- Opening Delimiter -

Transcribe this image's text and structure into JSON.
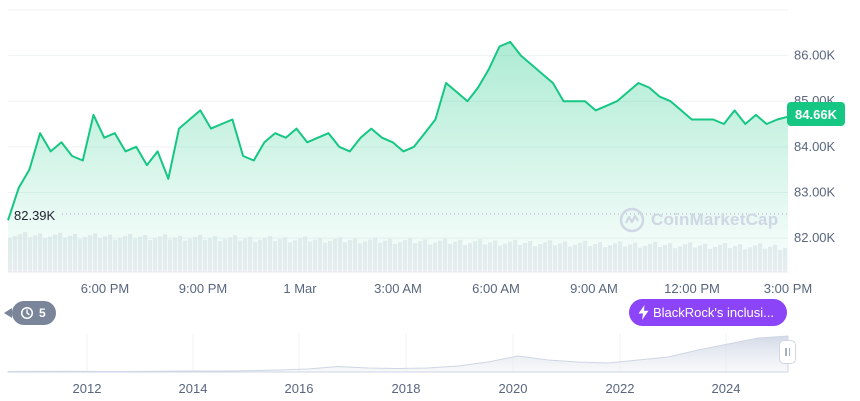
{
  "chart_data": [
    {
      "type": "area",
      "title": "",
      "xlabel": "",
      "ylabel": "",
      "ylim": [
        81.3,
        87.0
      ],
      "y_unit": "K",
      "x_ticks": [
        "6:00 PM",
        "9:00 PM",
        "1 Mar",
        "3:00 AM",
        "6:00 AM",
        "9:00 AM",
        "12:00 PM",
        "3:00 PM"
      ],
      "y_ticks": [
        "82.00K",
        "83.00K",
        "84.00K",
        "85.00K",
        "86.00K"
      ],
      "start_value_label": "82.39K",
      "last_price_label": "84.66K",
      "series": [
        {
          "values": [
            82.39,
            83.1,
            83.5,
            84.3,
            83.9,
            84.1,
            83.8,
            83.7,
            84.7,
            84.2,
            84.3,
            83.9,
            84.0,
            83.6,
            83.9,
            83.3,
            84.4,
            84.6,
            84.8,
            84.4,
            84.5,
            84.6,
            83.8,
            83.7,
            84.1,
            84.3,
            84.2,
            84.4,
            84.1,
            84.2,
            84.3,
            84.0,
            83.9,
            84.2,
            84.4,
            84.2,
            84.1,
            83.9,
            84.0,
            84.3,
            84.6,
            85.4,
            85.2,
            85.0,
            85.3,
            85.7,
            86.2,
            86.3,
            86.0,
            85.8,
            85.6,
            85.4,
            85.0,
            85.0,
            85.0,
            84.8,
            84.9,
            85.0,
            85.2,
            85.4,
            85.3,
            85.1,
            85.0,
            84.8,
            84.6,
            84.6,
            84.6,
            84.5,
            84.8,
            84.5,
            84.7,
            84.5,
            84.6,
            84.66
          ]
        }
      ],
      "grid": true,
      "y_axis_position": "right",
      "color": "#16c784"
    },
    {
      "type": "area",
      "title": "",
      "x_ticks": [
        "2012",
        "2014",
        "2016",
        "2018",
        "2020",
        "2022",
        "2024"
      ],
      "series": [
        {
          "values": [
            0.5,
            0.6,
            0.8,
            0.5,
            0.5,
            0.7,
            1.0,
            0.9,
            1.2,
            2.0,
            3.0,
            5.5,
            4.0,
            3.5,
            4.0,
            6.0,
            10.0,
            16.0,
            12.0,
            10.0,
            9.0,
            12.0,
            15.0,
            22.0,
            28.0,
            34.0,
            36.0
          ]
        }
      ],
      "color": "#cfd6e4"
    }
  ],
  "history_badge": {
    "count": "5",
    "icon": "history-icon"
  },
  "news_pill": {
    "label": "BlackRock's inclusi...",
    "icon": "lightning-icon",
    "color": "#8b44f7"
  },
  "watermark": {
    "text": "CoinMarketCap"
  },
  "colors": {
    "up": "#16c784",
    "axis_text": "#58667e",
    "grid": "#eff2f5",
    "navigator": "#cfd6e4"
  }
}
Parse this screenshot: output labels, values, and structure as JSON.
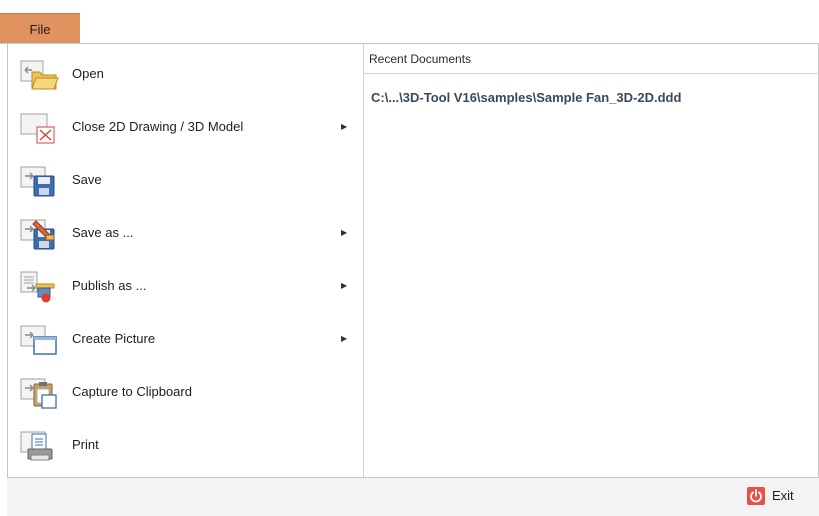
{
  "tab": {
    "file": "File"
  },
  "menu": {
    "items": [
      {
        "label": "Open",
        "icon": "open-folder-icon",
        "has_submenu": false
      },
      {
        "label": "Close 2D Drawing / 3D Model",
        "icon": "close-model-icon",
        "has_submenu": true
      },
      {
        "label": "Save",
        "icon": "save-disk-icon",
        "has_submenu": false
      },
      {
        "label": "Save as ...",
        "icon": "save-as-icon",
        "has_submenu": true
      },
      {
        "label": "Publish as ...",
        "icon": "publish-icon",
        "has_submenu": true
      },
      {
        "label": "Create Picture",
        "icon": "create-picture-icon",
        "has_submenu": true
      },
      {
        "label": "Capture to Clipboard",
        "icon": "clipboard-icon",
        "has_submenu": false
      },
      {
        "label": "Print",
        "icon": "printer-icon",
        "has_submenu": false
      }
    ],
    "submenu_arrow": "▶"
  },
  "recent": {
    "header": "Recent Documents",
    "documents": [
      "C:\\...\\3D-Tool V16\\samples\\Sample Fan_3D-2D.ddd"
    ]
  },
  "footer": {
    "exit_label": "Exit",
    "exit_icon": "power-icon"
  },
  "colors": {
    "file_tab": "#e1935f",
    "exit_icon": "#e8504a",
    "recent_doc_text": "#3a4a5a"
  }
}
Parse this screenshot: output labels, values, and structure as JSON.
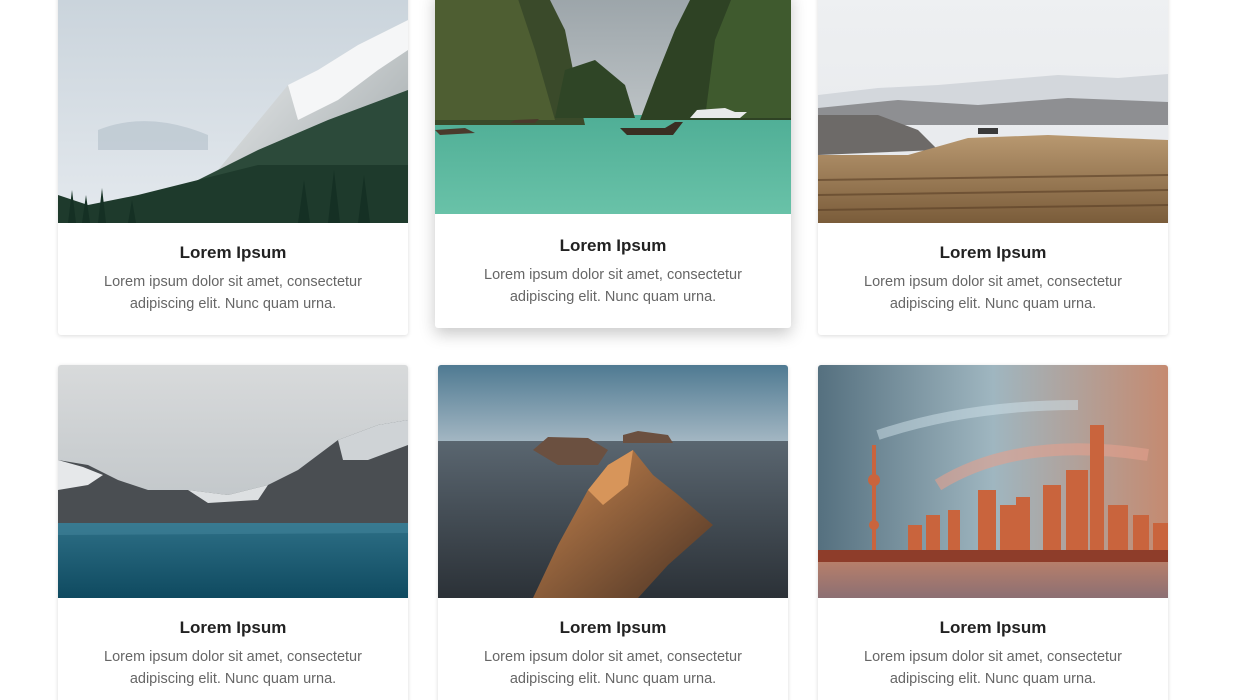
{
  "cards": [
    {
      "title": "Lorem Ipsum",
      "text": "Lorem ipsum dolor sit amet, consectetur adipiscing elit. Nunc quam urna.",
      "image": "mountain-forest-image"
    },
    {
      "title": "Lorem Ipsum",
      "text": "Lorem ipsum dolor sit amet, consectetur adipiscing elit. Nunc quam urna.",
      "image": "tropical-bay-boats-image"
    },
    {
      "title": "Lorem Ipsum",
      "text": "Lorem ipsum dolor sit amet, consectetur adipiscing elit. Nunc quam urna.",
      "image": "plains-snowy-hills-image"
    },
    {
      "title": "Lorem Ipsum",
      "text": "Lorem ipsum dolor sit amet, consectetur adipiscing elit. Nunc quam urna.",
      "image": "mountain-lake-image"
    },
    {
      "title": "Lorem Ipsum",
      "text": "Lorem ipsum dolor sit amet, consectetur adipiscing elit. Nunc quam urna.",
      "image": "coastal-cliffs-sunset-image"
    },
    {
      "title": "Lorem Ipsum",
      "text": "Lorem ipsum dolor sit amet, consectetur adipiscing elit. Nunc quam urna.",
      "image": "city-skyline-sunset-image"
    }
  ],
  "colors": {
    "title": "#222222",
    "text": "#666666",
    "background": "#ffffff"
  }
}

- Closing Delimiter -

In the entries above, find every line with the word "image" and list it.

Transcribe this image's text and structure into JSON.
      "image": "mountain-forest-image"
      "image": "tropical-bay-boats-image"
      "image": "plains-snowy-hills-image"
      "image": "mountain-lake-image"
      "image": "coastal-cliffs-sunset-image"
      "image": "city-skyline-sunset-image"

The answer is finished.